I don’t understand your second question, but I can shed some light on the first.

To start with you need to understand that computers are dumber than the bricks we build with. The can’t think in any practical terms - in fact they can’t think at all. Even the best AIs are just trying an input, evaluating an error, and repeating the process until the result is accepted.

Next it helps to know a bit about how Generative Design works. Effectively the application is solving complex equations via trial and error. In randomize the values are completely random, sampling N times and you hope that the solution is found. In optimize a population of N samples are taken and the highest performing solutions inform the next round of samples, this is repeated for M generations.

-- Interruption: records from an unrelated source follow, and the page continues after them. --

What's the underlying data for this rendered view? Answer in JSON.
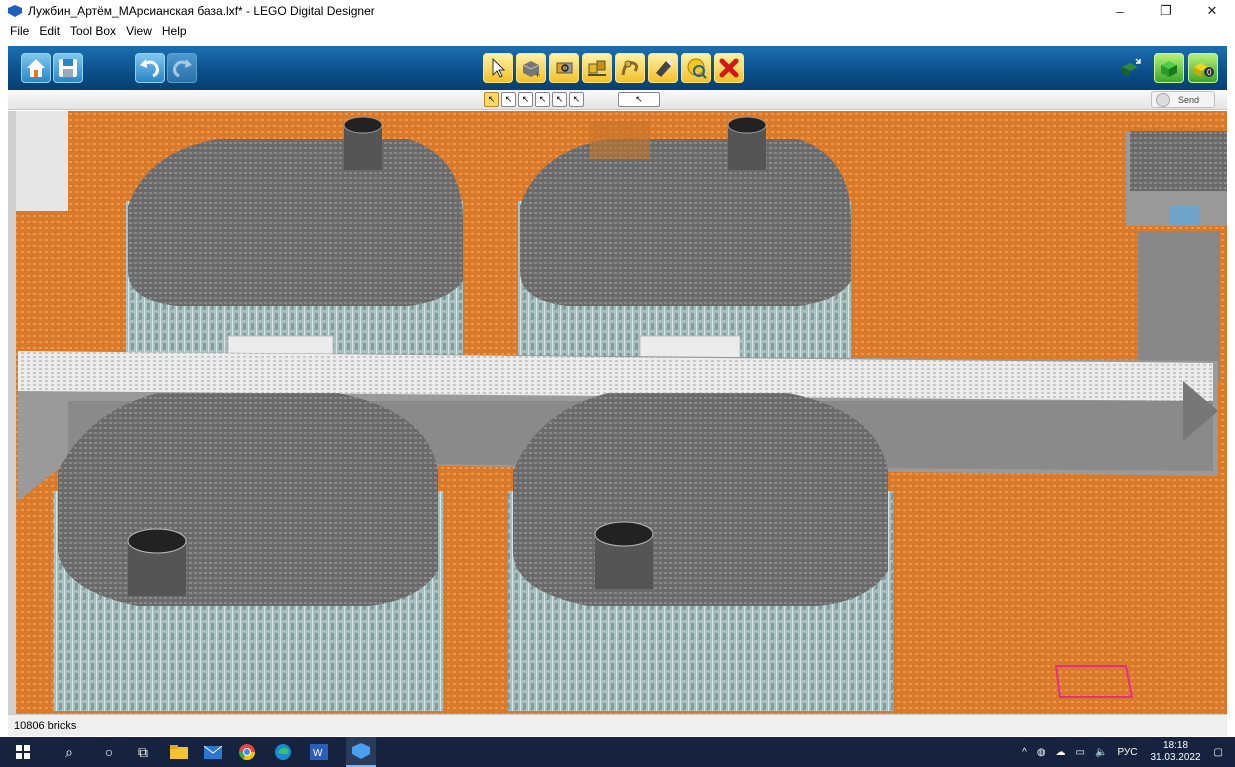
{
  "window": {
    "title": "Лужбин_Артём_МАрсианская база.lxf* - LEGO Digital Designer",
    "minimize": "–",
    "restore": "❐",
    "close": "✕"
  },
  "menu": [
    "File",
    "Edit",
    "Tool Box",
    "View",
    "Help"
  ],
  "toolbar": {
    "left": [
      "home-icon",
      "save-icon",
      "undo-icon",
      "redo-icon"
    ],
    "center": [
      "select-tool-icon",
      "clone-tool-icon",
      "hinge-tool-icon",
      "hinge-align-tool-icon",
      "flex-tool-icon",
      "paint-tool-icon",
      "hide-tool-icon",
      "delete-tool-icon"
    ],
    "right": [
      "build-mode-icon",
      "view-mode-icon",
      "building-guide-icon"
    ]
  },
  "subtoolbar": {
    "send_label": "Send"
  },
  "status": {
    "brick_count": "10806 bricks"
  },
  "taskbar": {
    "keyboard_lang": "РУС",
    "time": "18:18",
    "date": "31.03.2022"
  },
  "colors": {
    "baseplate": "#d97a2b",
    "dome_top": "#6b6b6b",
    "dome_wall": "#9fb8b8",
    "corridor": "#d8d8d8",
    "toolbar": "#0a4f8a",
    "taskbar": "#15233f"
  }
}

Say you needed to pick find the right value for X in the equation X + Y = Z. You have no idea what Y is until you do the math and it changes each time, and the goal is to minimize the value of Z.

In the first test you selected 0 to be the value of X, and Z wound up being 100. Is this good or bad? Well obviously we don’t know yet, so let’s try again with 10 and get 99.5. Then again with 20 and get 90.153. Going bigger is helping the score, so you’d want to test something huge - say 1,000,000,000,000,000,000,000,000, which returns a score of 1000. Now you know at some point between 20 and the absurdly large number is an optimum , but there are an absurdly large amount of values to test. The number of samples required to narrow in on a solution is absurd, and this doesn’t ensure the optimum, but just one optimum value. There could be another better fit above 1e24, and our four samples hardly scratch the surface of the scope. What number would you guess next? Do you think there would there be any chance of finding the optimum before your deadline?

This problem gets worse, as we haven’t considered -10, -20, or -1,000,000,000,000,000,000,000,000 yet. And while I have been sticking to integers so far, the computer doesn’t know to not test both 10 and 10.00000000000000000001. The amount of values to test is literally infinite.

Fortunately we as designers know what values make sense to use in our work. 1*10^24 isn’t a feasible panel size, room count, or other value, and so we can set the upper limit (and the lower limit and step value) according to what we know about the context of the problem, such as the size of bricks, the maximum dimension of panels, the most number of desks the customer could ever want, how many rooms are too many, etc… The minimum, maximum, and step values of a slider allow us as designers to shape the limits of the testing range in order to prevent the CPU from saying “The best way to build this tower will require a flying buttress based from Mars.”